A large number of bikes parked on a street.

Although the overall traffic death rate is dropping, the number of pedestrians and bicyclists killed by distracted drivers in the United States is climbing, according to a new study in Public Health Reports.

Researchers utilized the Fatality Analysis Reporting System to find crashes on public roads from 2005 to 2010 that led to at least one death, finding that pedestrian deaths jumped to 500 from 347. The number of bicyclist deaths rose to 73 from 56, with a peak of 77 in 2008. They also found that distracted drivers were three times more likely to hit pedestrians on road shoulders and 1.6 times more likely to hit them in marked crosswalks.

“The problem is that pedestrians and cyclists have little protection on the roadways,” said study author Fernando Wilson, PhD, associate professor in the College of Public Health at the University of Nebraska Medical Center, adding, “Evidence suggests that separating non-motorized travel from motorized travel, through bike lanes or other redevelopment efforts, could greatly reduce deaths.”

The study’s authors concluded that new and better policies are needed to stop this growing public health problem. They hope that the findings—particularly the demographic findings—can help advocates and policymakers determine exactly what these policies should be.

For example, the pedestrian victims are more likely to be:

  • Women
  • Older than 65
  • Physically impaired
  • On the road shoulder
  • Hit during the day

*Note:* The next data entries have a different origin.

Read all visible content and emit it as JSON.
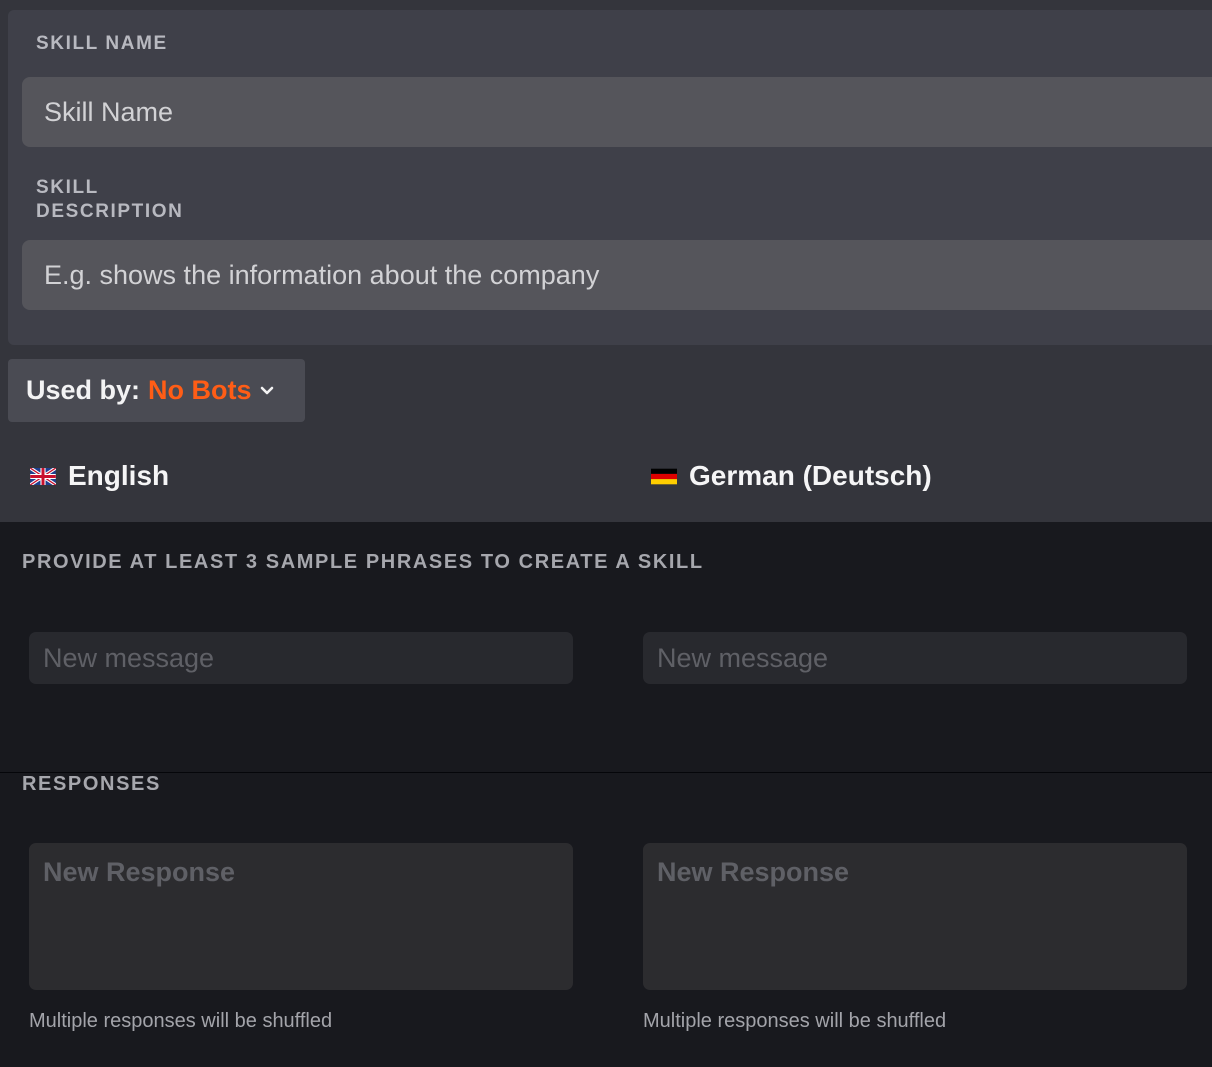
{
  "skill_form": {
    "name_label": "SKILL NAME",
    "name_placeholder": "Skill Name",
    "name_value": "",
    "description_label": "SKILL DESCRIPTION",
    "description_placeholder": "E.g. shows the information about the company",
    "description_value": ""
  },
  "used_by": {
    "label": "Used by:",
    "value": "No Bots",
    "value_color": "#ff5d16"
  },
  "languages": [
    {
      "name": "English",
      "flag_icon": "uk-flag-icon"
    },
    {
      "name": "German (Deutsch)",
      "flag_icon": "germany-flag-icon"
    }
  ],
  "phrases": {
    "label": "PROVIDE AT LEAST 3 SAMPLE PHRASES TO CREATE A SKILL",
    "placeholder_en": "New message",
    "placeholder_de": "New message"
  },
  "responses": {
    "label": "RESPONSES",
    "placeholder_en": "New Response",
    "placeholder_de": "New Response",
    "hint_en": "Multiple responses will be shuffled",
    "hint_de": "Multiple responses will be shuffled"
  }
}
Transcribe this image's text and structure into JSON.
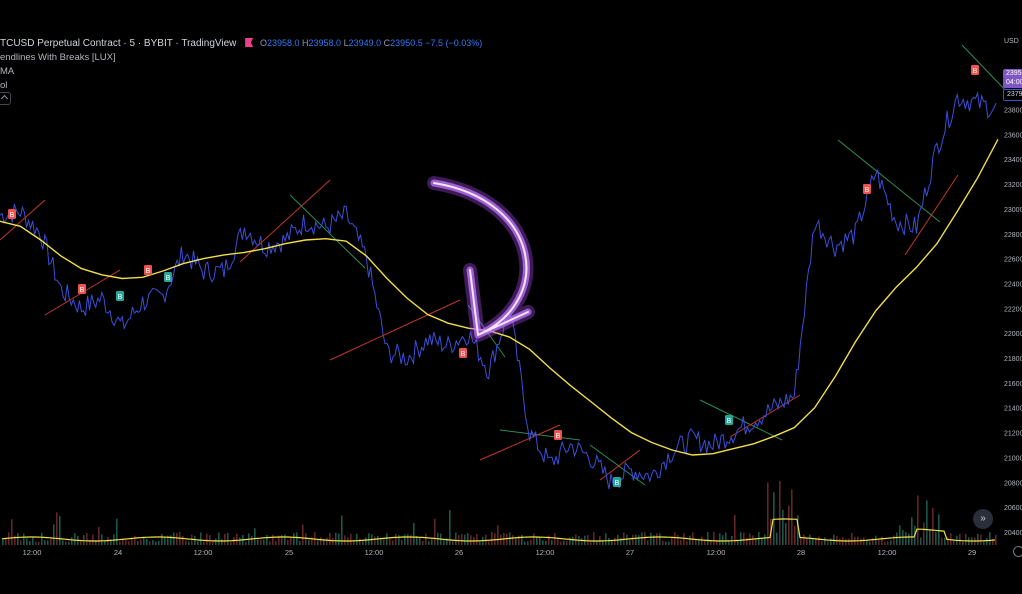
{
  "header": {
    "symbol": "TCUSD Perpetual Contract · 5 · BYBIT · TradingView",
    "open_label": "O",
    "open": "23958.0",
    "high_label": "H",
    "high": "23958.0",
    "low_label": "L",
    "low": "23949.0",
    "close_label": "C",
    "close": "23950.5",
    "change": "−7.5 (−0.03%)",
    "indicators": [
      "endlines With Breaks [LUX]",
      "MA",
      "ol"
    ]
  },
  "price_axis": {
    "currency": "USD",
    "ticks": [
      "24000",
      "23800",
      "23600",
      "23400",
      "23200",
      "23000",
      "22800",
      "22600",
      "22400",
      "22200",
      "22000",
      "21800",
      "21600",
      "21400",
      "21200",
      "21000",
      "20800",
      "20600",
      "20400"
    ],
    "current_price": "23950",
    "countdown": "04:00",
    "ma_value": "23791"
  },
  "time_axis": {
    "ticks": [
      "12:00",
      "24",
      "12:00",
      "25",
      "12:00",
      "26",
      "12:00",
      "27",
      "12:00",
      "28",
      "12:00",
      "29"
    ]
  },
  "colors": {
    "background": "#000000",
    "price_line": "#3b4ed8",
    "ma_line": "#f2de47",
    "upper_trendline": "#2e8b57",
    "lower_trendline": "#c0392b",
    "break_up_label": "#26a69a",
    "break_down_label": "#ef5350",
    "arrow_glow": "#b04dff",
    "volume_ma": "#f2de47"
  },
  "chart_data": {
    "type": "line",
    "title": "",
    "xlabel": "",
    "ylabel": "",
    "ylim": [
      20400,
      24150
    ],
    "x_ticks": [
      "12:00",
      "24",
      "12:00",
      "25",
      "12:00",
      "26",
      "12:00",
      "27",
      "12:00",
      "28",
      "12:00",
      "29"
    ],
    "series": [
      {
        "x": [
          0,
          4,
          8,
          12,
          16,
          20,
          24,
          28,
          32,
          36,
          40,
          44,
          48,
          52,
          56,
          60,
          64,
          68,
          72,
          76,
          80,
          84,
          88,
          92,
          96,
          100,
          104,
          108,
          112,
          116,
          120,
          124,
          128,
          132,
          136,
          140,
          144,
          148,
          152,
          156,
          160,
          164,
          168,
          172,
          176,
          180,
          184,
          188,
          192,
          196
        ],
        "values": [
          22950,
          22980,
          22800,
          22350,
          22200,
          22280,
          22050,
          22250,
          22300,
          22650,
          22500,
          22500,
          22850,
          22700,
          22750,
          22900,
          22850,
          22950,
          22600,
          21850,
          21800,
          21950,
          21900,
          22000,
          21700,
          22200,
          21200,
          20950,
          21100,
          21000,
          20800,
          20900,
          20850,
          21050,
          21150,
          21100,
          21200,
          21300,
          21400,
          21500,
          22900,
          22700,
          22800,
          23300,
          22900,
          22850,
          23500,
          23900,
          23850,
          23800
        ]
      },
      {
        "x": [
          0,
          4,
          8,
          12,
          16,
          20,
          24,
          28,
          32,
          36,
          40,
          44,
          48,
          52,
          56,
          60,
          64,
          68,
          72,
          76,
          80,
          84,
          88,
          92,
          96,
          100,
          104,
          108,
          112,
          116,
          120,
          124,
          128,
          132,
          136,
          140,
          144,
          148,
          152,
          156,
          160,
          164,
          168,
          172,
          176,
          180,
          184,
          188,
          192,
          196
        ],
        "values": [
          22900,
          22860,
          22750,
          22620,
          22520,
          22470,
          22440,
          22450,
          22500,
          22560,
          22600,
          22630,
          22650,
          22680,
          22720,
          22750,
          22760,
          22740,
          22620,
          22440,
          22280,
          22150,
          22080,
          22040,
          22020,
          21970,
          21870,
          21720,
          21580,
          21450,
          21320,
          21200,
          21120,
          21060,
          21020,
          21030,
          21070,
          21110,
          21170,
          21240,
          21400,
          21650,
          21930,
          22180,
          22370,
          22530,
          22720,
          22980,
          23250,
          23560
        ]
      }
    ],
    "break_labels": [
      {
        "text": "B",
        "type": "down",
        "x": 3
      },
      {
        "text": "B",
        "type": "down",
        "x": 20
      },
      {
        "text": "B",
        "type": "up",
        "x": 29
      },
      {
        "text": "B",
        "type": "down",
        "x": 36
      },
      {
        "text": "B",
        "type": "up",
        "x": 40
      },
      {
        "text": "B",
        "type": "down",
        "x": 108
      },
      {
        "text": "B",
        "type": "down",
        "x": 131
      },
      {
        "text": "B",
        "type": "up",
        "x": 145
      },
      {
        "text": "B",
        "type": "up",
        "x": 171
      },
      {
        "text": "B",
        "type": "down",
        "x": 203
      },
      {
        "text": "B",
        "type": "down",
        "x": 229
      }
    ]
  }
}
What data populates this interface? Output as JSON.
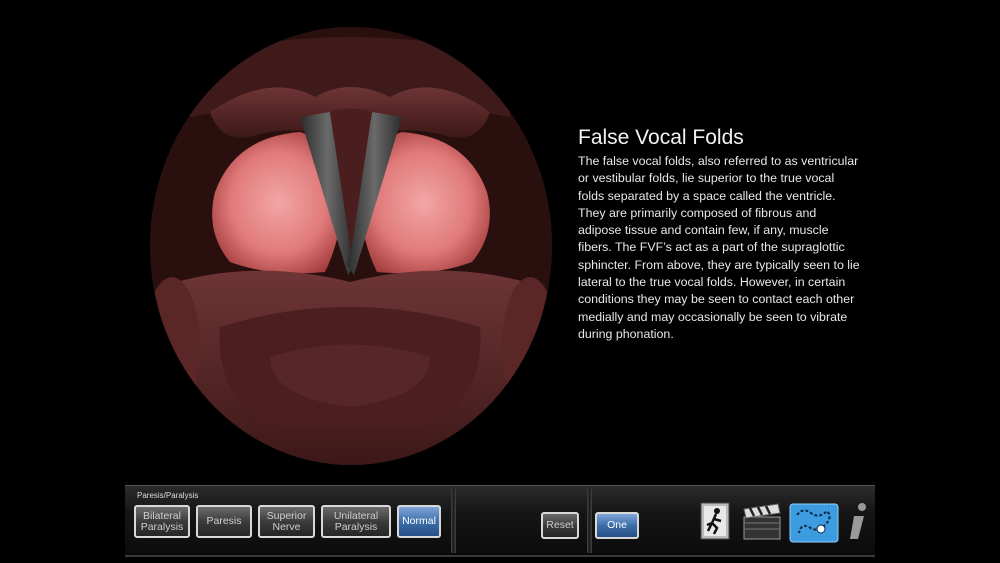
{
  "info": {
    "title": "False Vocal Folds",
    "body": "The false vocal folds, also referred to as ventricular or vestibular folds, lie superior to the true vocal folds separated by a space called the ventricle.  They are primarily composed of fibrous and adipose tissue and contain  few, if any, muscle fibers.  The FVF’s act as a part of the supraglottic sphincter.  From above, they are typically seen to lie lateral to the true vocal folds.  However, in certain  conditions they may be seen to contact each other medially and may occasionally be seen to vibrate during phonation."
  },
  "toolbar": {
    "group_label": "Paresis/Paralysis",
    "buttons": [
      {
        "line1": "Bilateral",
        "line2": "Paralysis"
      },
      {
        "line1": "Paresis",
        "line2": ""
      },
      {
        "line1": "Superior",
        "line2": "Nerve"
      },
      {
        "line1": "Unilateral",
        "line2": "Paralysis"
      },
      {
        "line1": "Normal",
        "line2": ""
      }
    ],
    "reset_label": "Reset",
    "one_label": "One",
    "icons": [
      "exit-runner-icon",
      "clapperboard-icon",
      "trace-path-icon",
      "info-icon"
    ],
    "accent_color": "#3d6ea8"
  }
}
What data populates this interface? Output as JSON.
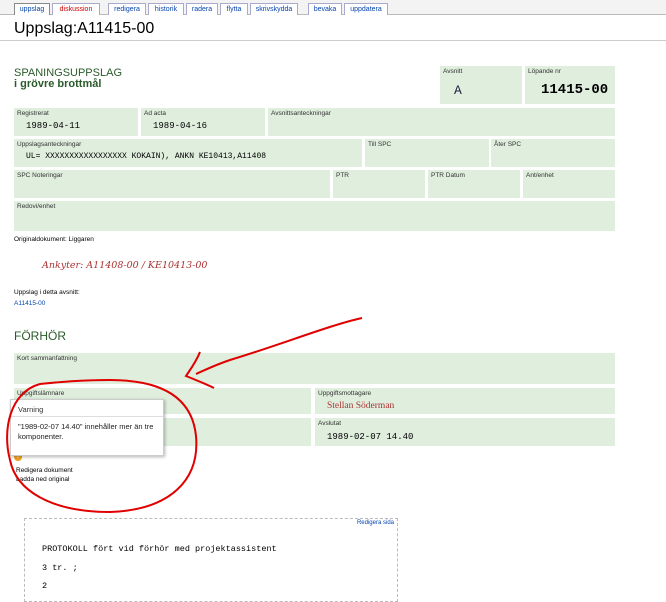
{
  "tabs": [
    {
      "label": "uppslag",
      "selected": true
    },
    {
      "label": "diskussion",
      "red": true
    },
    {
      "label": "redigera"
    },
    {
      "label": "historik"
    },
    {
      "label": "radera"
    },
    {
      "label": "flytta"
    },
    {
      "label": "skrivskydda"
    },
    {
      "label": "bevaka"
    },
    {
      "label": "uppdatera"
    }
  ],
  "page": {
    "title": "Uppslag:A11415-00"
  },
  "header": {
    "title_line1": "SPANINGSUPPSLAG",
    "title_line2": "i grövre brottmål",
    "avsnitt_label": "Avsnitt",
    "avsnitt_value": "A",
    "lopande_label": "Löpande nr",
    "lopande_value": "11415-00"
  },
  "fields": {
    "registrerat_label": "Registrerat",
    "registrerat_value": "1989-04-11",
    "ad_acta_label": "Ad acta",
    "ad_acta_value": "1989-04-16",
    "avsnittsanteckningar_label": "Avsnittsanteckningar",
    "uppslagsanteckningar_label": "Uppslagsanteckningar",
    "uppslagsanteckningar_value": "UL= XXXXXXXXXXXXXXXXX KOKAIN), ANKN KE10413,A11408",
    "till_spc_label": "Till SPC",
    "ater_spc_label": "Åter SPC",
    "spc_noteringar_label": "SPC Noteringar",
    "ptr_label": "PTR",
    "ptr_datum_label": "PTR Datum",
    "ant_enhet_label": "Ant/enhet",
    "redovifenhet_label": "Redovi/enhet",
    "originaldokument": "Originaldokument: Liggaren"
  },
  "handwritten_note": "Ankyter: A11408-00 / KE10413-00",
  "uppslag_i_avsnitt": {
    "label": "Uppslag i detta avsnitt:",
    "value": "A11415-00"
  },
  "forhor": {
    "heading": "FÖRHÖR",
    "kort_label": "Kort sammanfattning",
    "uppgiftslamnare_label": "Uppgiftslämnare",
    "uppgiftsmottagare_label": "Uppgiftsmottagare",
    "uppgiftsmottagare_value": "Stellan Söderman",
    "avslutat_label": "Avslutat",
    "avslutat_value": "1989-02-07 14.40"
  },
  "warning": {
    "title": "Varning",
    "text": "\"1989-02-07 14.40\" innehåller mer än tre komponenter.",
    "icon_glyph": "!"
  },
  "redigera_dokument": "Redigera dokument",
  "ladda_ned": "Ladda ned original",
  "document": {
    "edit_link": "Redigera sida",
    "line1": "PROTOKOLL fört vid förhör med projektassistent",
    "line2": "3 tr. ;",
    "line3": "2"
  },
  "colors": {
    "field_bg": "#dfeedd",
    "link": "#0645ad",
    "annotation_red": "#e00000",
    "handwriting": "#a33"
  }
}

Bicyclist victims are more likely to be:

  • Women
  • White
  • Riding in the morning
  • On the road shoulder
  • In a rural area

The study was funded by the Robert Wood Johnson Foundation’s Public Health Law Research program.

Tags: Built Environment and Health, Transportation